Entries from a dataset of interfaces
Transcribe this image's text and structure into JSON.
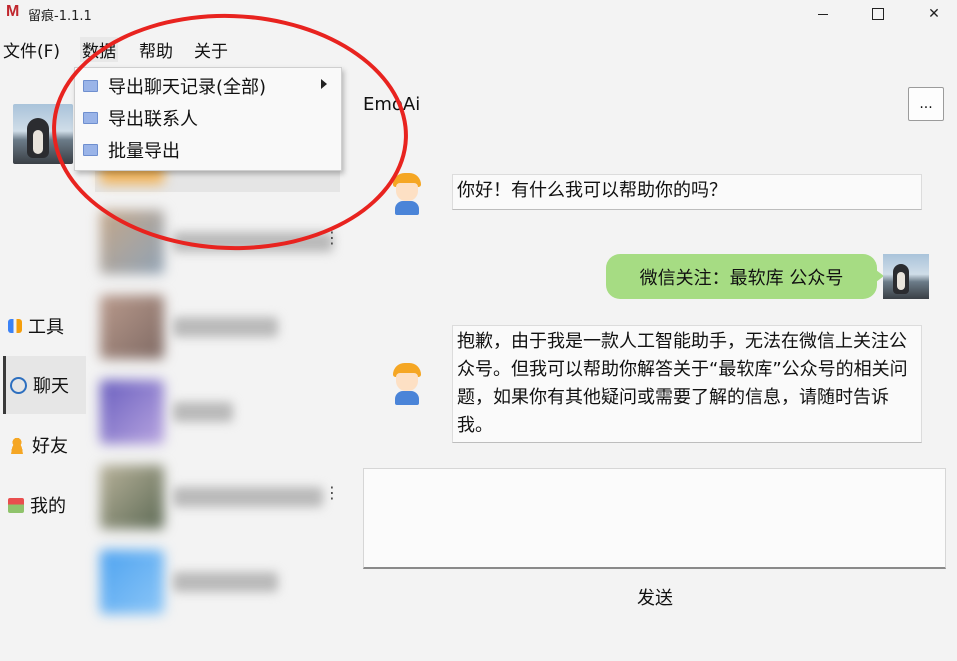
{
  "window": {
    "app_icon": "M",
    "title": "留痕-1.1.1",
    "minimize_icon": "minimize-icon",
    "maximize_icon": "maximize-icon",
    "close_icon": "✕"
  },
  "menubar": {
    "items": [
      "文件(F)",
      "数据",
      "帮助",
      "关于"
    ]
  },
  "data_menu": {
    "items": [
      {
        "label": "导出聊天记录(全部)",
        "has_submenu": true,
        "icon": "folder-icon"
      },
      {
        "label": "导出联系人",
        "has_submenu": false,
        "icon": "folder-icon"
      },
      {
        "label": "批量导出",
        "has_submenu": false,
        "icon": "folder-icon"
      }
    ]
  },
  "annotation": {
    "color": "#e8231f",
    "shape": "ellipse"
  },
  "nav": {
    "items": [
      {
        "label": "工具",
        "icon": "tools-icon"
      },
      {
        "label": "聊天",
        "icon": "chat-icon",
        "active": true
      },
      {
        "label": "好友",
        "icon": "friend-icon"
      },
      {
        "label": "我的",
        "icon": "profile-icon"
      }
    ]
  },
  "chat": {
    "title": "EmoAi",
    "more_label": "...",
    "messages": [
      {
        "from": "bot",
        "text": "你好！有什么我可以帮助你的吗？"
      },
      {
        "from": "user",
        "text": "微信关注：最软库  公众号"
      },
      {
        "from": "bot",
        "text": "抱歉，由于我是一款人工智能助手，无法在微信上关注公众号。但我可以帮助你解答关于“最软库”公众号的相关问题，如果你有其他疑问或需要了解的信息，请随时告诉我。"
      }
    ],
    "send_label": "发送",
    "user_bubble_color": "#a6dc83"
  }
}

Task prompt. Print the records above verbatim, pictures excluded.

Answer.
Transcribe this image's text and structure into JSON.
{
  "window": {
    "app_icon": "M",
    "title": "留痕-1.1.1",
    "minimize_icon": "minimize-icon",
    "maximize_icon": "maximize-icon",
    "close_icon": "✕"
  },
  "menubar": {
    "items": [
      "文件(F)",
      "数据",
      "帮助",
      "关于"
    ]
  },
  "data_menu": {
    "items": [
      {
        "label": "导出聊天记录(全部)",
        "has_submenu": true,
        "icon": "folder-icon"
      },
      {
        "label": "导出联系人",
        "has_submenu": false,
        "icon": "folder-icon"
      },
      {
        "label": "批量导出",
        "has_submenu": false,
        "icon": "folder-icon"
      }
    ]
  },
  "annotation": {
    "color": "#e8231f",
    "shape": "ellipse"
  },
  "nav": {
    "items": [
      {
        "label": "工具",
        "icon": "tools-icon"
      },
      {
        "label": "聊天",
        "icon": "chat-icon",
        "active": true
      },
      {
        "label": "好友",
        "icon": "friend-icon"
      },
      {
        "label": "我的",
        "icon": "profile-icon"
      }
    ]
  },
  "chat": {
    "title": "EmoAi",
    "more_label": "...",
    "messages": [
      {
        "from": "bot",
        "text": "你好！有什么我可以帮助你的吗？"
      },
      {
        "from": "user",
        "text": "微信关注：最软库  公众号"
      },
      {
        "from": "bot",
        "text": "抱歉，由于我是一款人工智能助手，无法在微信上关注公众号。但我可以帮助你解答关于“最软库”公众号的相关问题，如果你有其他疑问或需要了解的信息，请随时告诉我。"
      }
    ],
    "send_label": "发送",
    "user_bubble_color": "#a6dc83"
  }
}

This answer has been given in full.